I’ve been seeing a few early migrants in my own backyard, too, including a small handful of warblers and Red-eyed Vireos. For some reason, one or two Yellow-bellied Flycatchers seem to show up in my backyard every spring and fall, snapping up insects in the back of my yard. My backyard habitat is completely different from the Yellow-bellied Flycatcher's breeding habitat, so most of my photos show them in typical backyard vegetation rather than in the boggy coniferous forest where books and radio birdwatchers like me tell people they belong. That’s the thing about migration—how could a Yellow-bellied Flycatcher possibly get from those boreal coniferous forests and peatlands to its wintering grounds in Mexico and Central America if it could only feed in boreal forest vegetation? It’s not like it can just pull out a communicator and tell Scotty to beam it directly to its wintering grounds. Yellow-bellied Flycatchers have one of the shortest stays in their breeding habitat of any of our Neotropical migrant songbirds, often arriving, nesting, raising young, and heading out of the northern forest in fewer than 70 days, which is why my backyard photos of them are all dated from late May and then August—they are mostly gone by Labor Day.
|I photographed this Yellow-bellied Flycatcher on May 26, 2020, in my crabapple, a tree that would not be anywhere near where it would end up nesting.|
I’ve not seen any flycatchers in my birdbaths, nor vireos, but thrushes, flickers, Pileated Woodpeckers, and even treetop warblers come down to birdbaths to drink.
During this infernal drought, my birdbaths will be more important than usual for migrating birds. And as James Stone notes, natural bodies of water, from lakes to creeks, provide lots of insect food and fruit trees provide carbs and vitamins, as well as other kinds of insects.

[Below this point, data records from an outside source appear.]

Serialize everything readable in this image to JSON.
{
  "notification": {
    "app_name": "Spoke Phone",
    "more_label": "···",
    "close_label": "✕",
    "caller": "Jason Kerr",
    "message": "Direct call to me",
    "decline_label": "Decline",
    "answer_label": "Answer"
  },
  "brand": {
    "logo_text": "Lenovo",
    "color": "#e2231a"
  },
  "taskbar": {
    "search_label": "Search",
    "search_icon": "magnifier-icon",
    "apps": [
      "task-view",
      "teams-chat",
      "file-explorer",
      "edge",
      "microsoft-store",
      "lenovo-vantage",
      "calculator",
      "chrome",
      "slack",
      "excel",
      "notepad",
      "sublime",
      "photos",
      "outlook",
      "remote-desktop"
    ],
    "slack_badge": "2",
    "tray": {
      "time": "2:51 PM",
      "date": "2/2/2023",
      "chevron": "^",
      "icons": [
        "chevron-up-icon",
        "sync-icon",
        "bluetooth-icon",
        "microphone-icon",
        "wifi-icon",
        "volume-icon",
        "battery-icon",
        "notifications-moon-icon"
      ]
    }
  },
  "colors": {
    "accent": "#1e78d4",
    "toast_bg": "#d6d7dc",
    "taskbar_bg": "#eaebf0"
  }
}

The simplest way to enjoy the passing parade of fall birds in your neck of the woods, however those individual birds are defining their fall season, is to park yourself near a birdbath, fruiting trees or shrubs, or a shoreline and watch for movement. Keep looking up, too—nighthawks should start coursing through any day now, and a few hawks are already on the move. Frank Nicoletti even reported a Swallow-tailed Kite north of Duluth a few days ago. Migration is like a box of chocolates—you never know what you’re going to get, but it’s certain to be sweet.